While there is the possibility of a special session, the Legislature is scheduled to adjourn today. The main focus of the session has been the budget as lawmakers face a deficit in the billions of dollars.
The cuts proposed by lawmakers to the operating and capital spending plans are going to be felt by all Alaskans, one way or another.
Our question is this: Now that we’ve had a few time to digest the severity of the crisis, what are we going to do to ensure we don’t do this to ourselves again?
Because, while the plunge in the price of oil is the culprit for the current budget shortfall, we as Alaskans have insisted on putting all of our eggs in that basket — and refused to plan for the volatility the oil market is subject to.

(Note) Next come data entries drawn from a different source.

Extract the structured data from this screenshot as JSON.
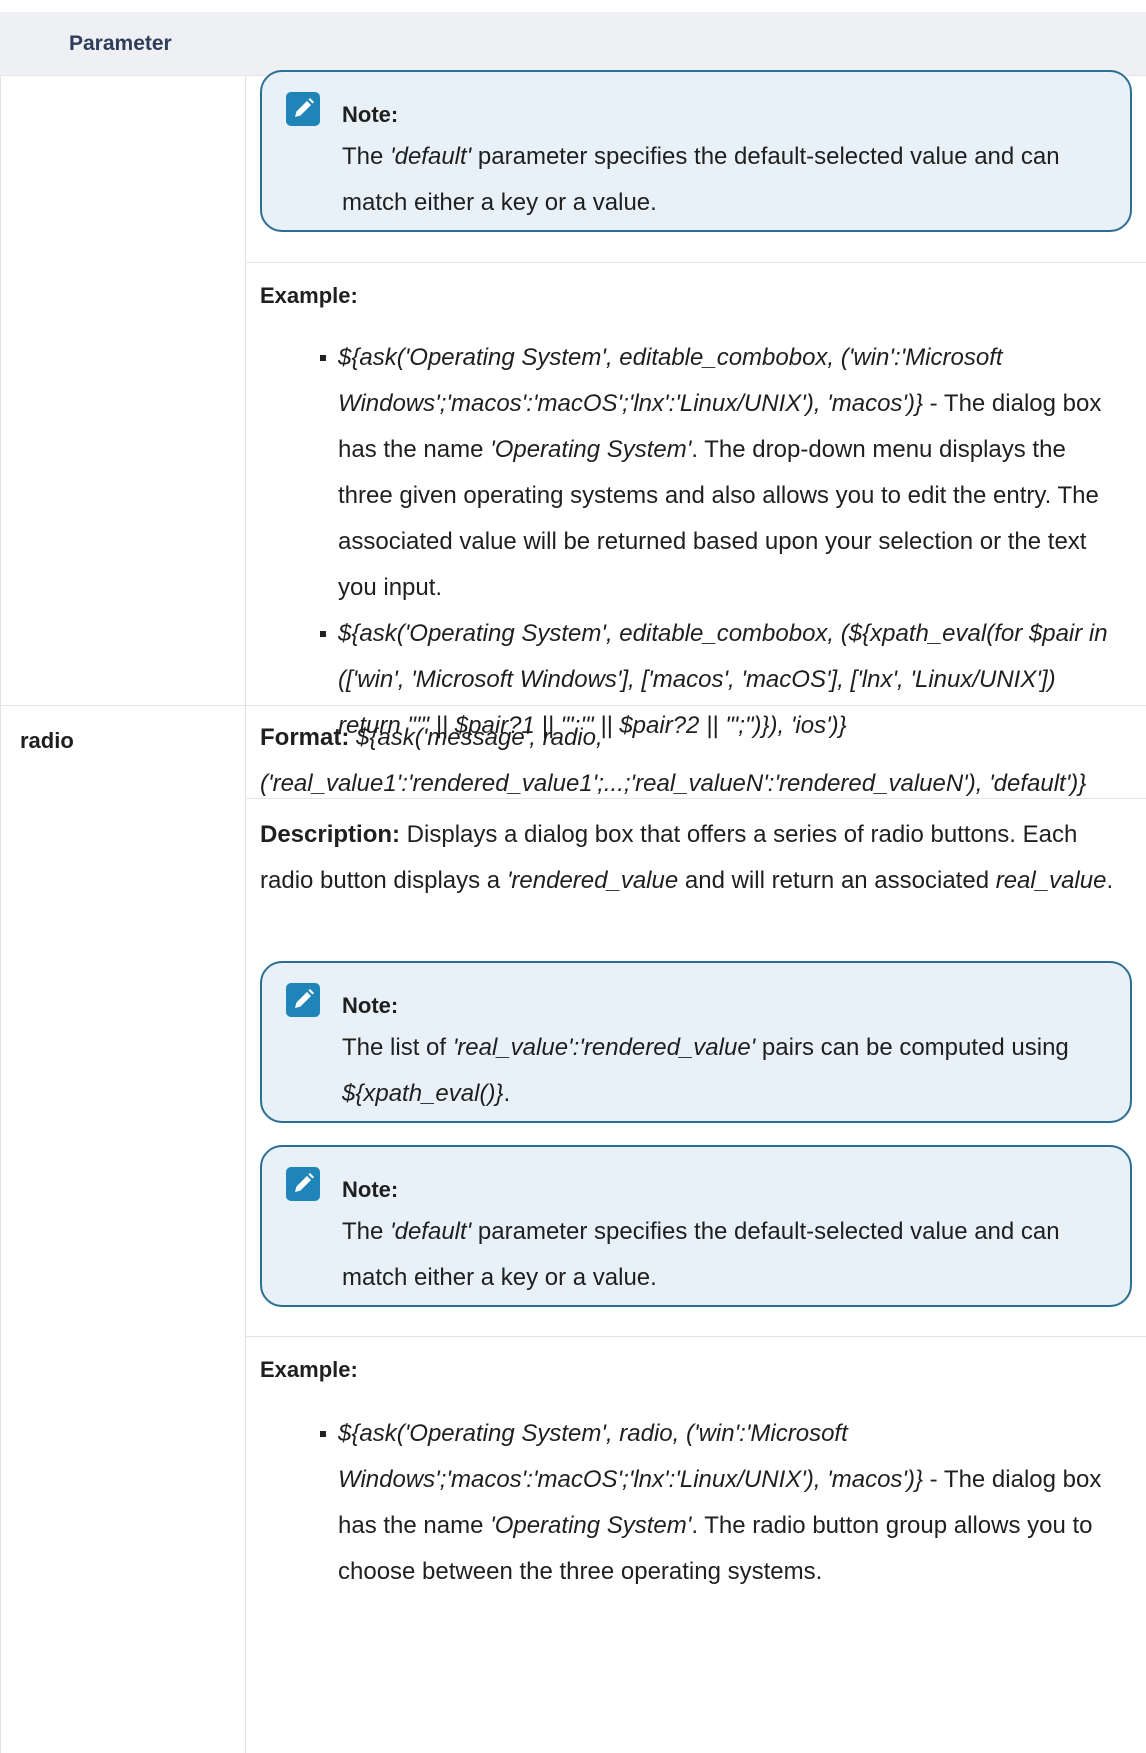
{
  "table": {
    "header": {
      "parameter": "Parameter"
    }
  },
  "note1": {
    "title": "Note:",
    "pre": "The ",
    "em": "'default'",
    "post": " parameter specifies the default-selected value and can match either a key or a value."
  },
  "example1": {
    "label": "Example:",
    "item1": {
      "code": "${ask('Operating System', editable_combobox, ('win':'Microsoft Windows';'macos':'macOS';'lnx':'Linux/UNIX'), 'macos')}",
      "t1": " - The dialog box has the name ",
      "name": "'Operating System'",
      "t2": ". The drop-down menu displays the three given operating systems and also allows you to edit the entry. The associated value will be returned based upon your selection or the text you input."
    },
    "item2": {
      "code": "${ask('Operating System', editable_combobox, (${xpath_eval(for $pair in (['win', 'Microsoft Windows'], ['macos', 'macOS'], ['lnx', 'Linux/UNIX']) return \"'\" || $pair?1 || \"':'\" || $pair?2 || \"';\")}), 'ios')}"
    }
  },
  "radio": {
    "name": "radio",
    "format_label": "Format:",
    "format_value": "${ask('message', radio, ('real_value1':'rendered_value1';...;'real_valueN':'rendered_valueN'), 'default')}",
    "desc_label": "Description:",
    "desc_t1": " Displays a dialog box that offers a series of radio buttons. Each radio button displays a ",
    "desc_em1": "'rendered_value",
    "desc_t2": " and will return an associated ",
    "desc_em2": "real_value",
    "desc_t3": "."
  },
  "note2": {
    "title": "Note:",
    "pre": "The list of ",
    "em": "'real_value':'rendered_value'",
    "mid": " pairs can be computed using ",
    "em2": "${xpath_eval()}",
    "post": "."
  },
  "note3": {
    "title": "Note:",
    "pre": "The ",
    "em": "'default'",
    "post": " parameter specifies the default-selected value and can match either a key or a value."
  },
  "example2": {
    "label": "Example:",
    "item1": {
      "code": "${ask('Operating System', radio, ('win':'Microsoft Windows';'macos':'macOS';'lnx':'Linux/UNIX'), 'macos')}",
      "t1": " - The dialog box has the name ",
      "name": "'Operating System'",
      "t2": ". The radio button group allows you to choose between the three operating systems."
    }
  },
  "colors": {
    "note_border": "#2c6f93",
    "note_bg": "#e8f1f7",
    "icon_bg": "#1f84b8",
    "header_bg": "#eef0f3"
  },
  "icons": [
    "pencil-icon"
  ]
}
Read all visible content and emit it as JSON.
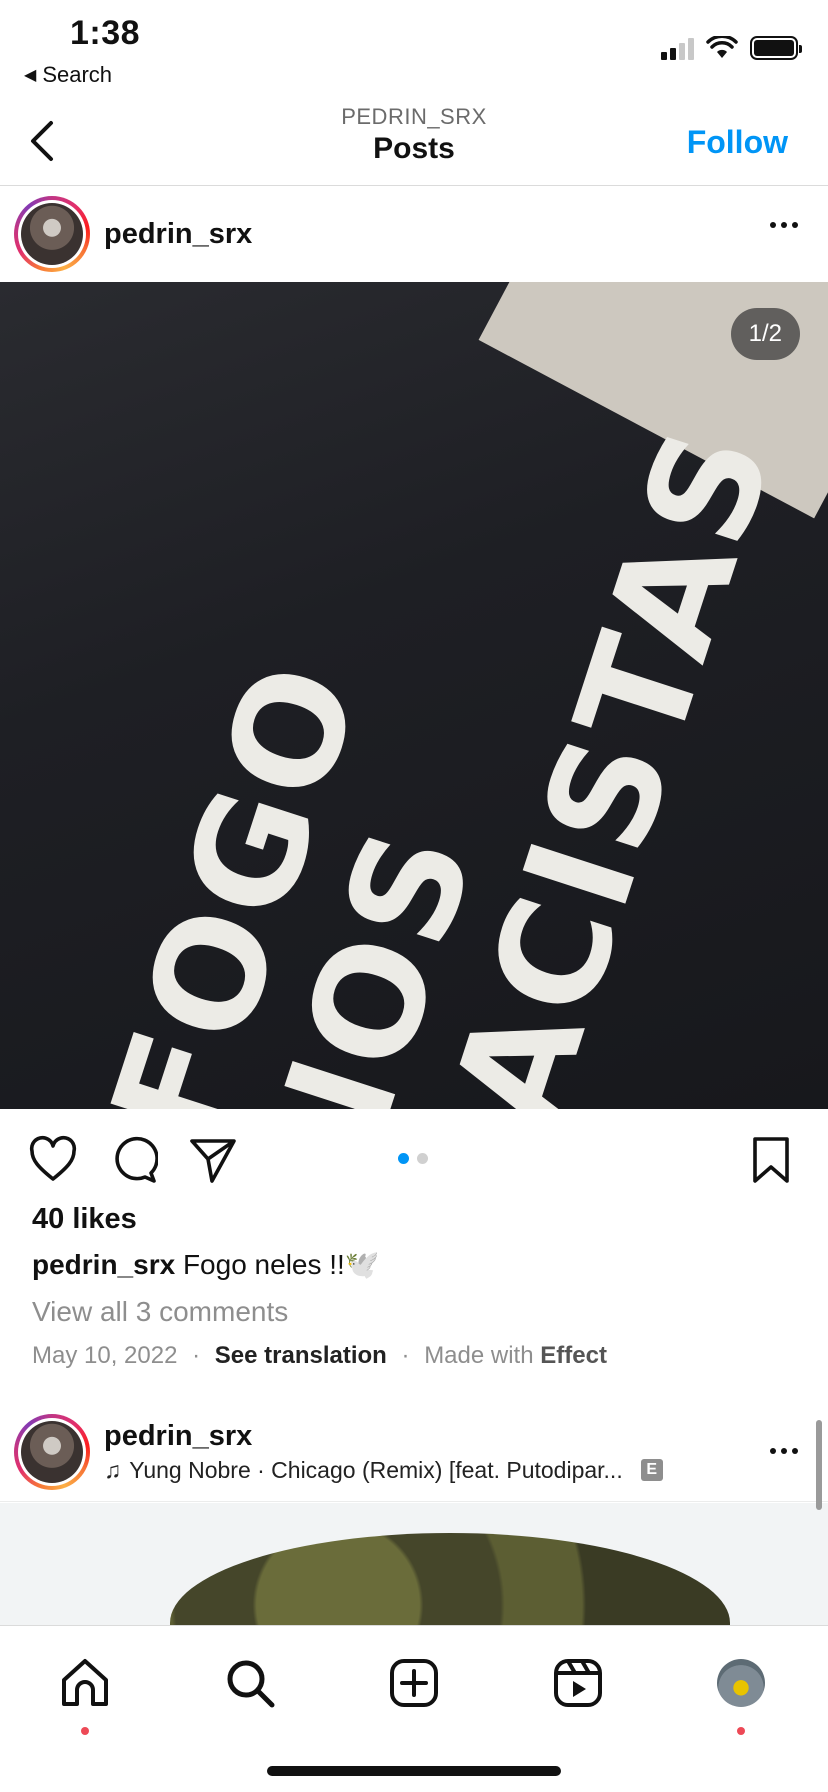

We’ve been through this before, yet we refuse to learn from it.
Instead, the state essentially lives paycheck to paycheck, budget to budget, with little thought given to long-term fiscal planning.
Yes, there are state reserve accounts, but as the current situation has shown, they are not always adequate to address serious issues.
There have been solutions offered, such as a state personal income tax or a percent of market value plan to use some of the earning s from the Alaska Permanent Fund. But there is little political will and, it seems, less public support for considering other options.
Why does it matter? Why should we change? What’s wrong with cutting when the budget is tight, and spending more when revenues increase?
Quite frankly, it’s an irresponsible way to govern. Alaska, a state with tremendous public wealth, is most prosperous when government spending is consistent. Take road repairs. When crews are able to get out and fill pot holes and cracks every spring, the road lasts a little longer. Let that annual maintenance go, and after a few seasons, instead patching a few spots, we’re faced with resurfacing the entire roadway.
Think about the Alaska Department of Fish and Game. Biologists have been studying issues with king salmon returns, but those studies require several years of data collection. With funding for research on the chopping block, scientists will have to start over if and when additional funding becomes available.
Think about public schools. It takes 13 years to educate a student, from kindergarten through high school. Mix in a couple of years with cuts to key programs, and there’s a high probability that many students are going to be left behind.
Look at any facet of government, and you will find that cuts can be more costly in the long run than the money they save in the short term.
So again, we ask, what’s the plan?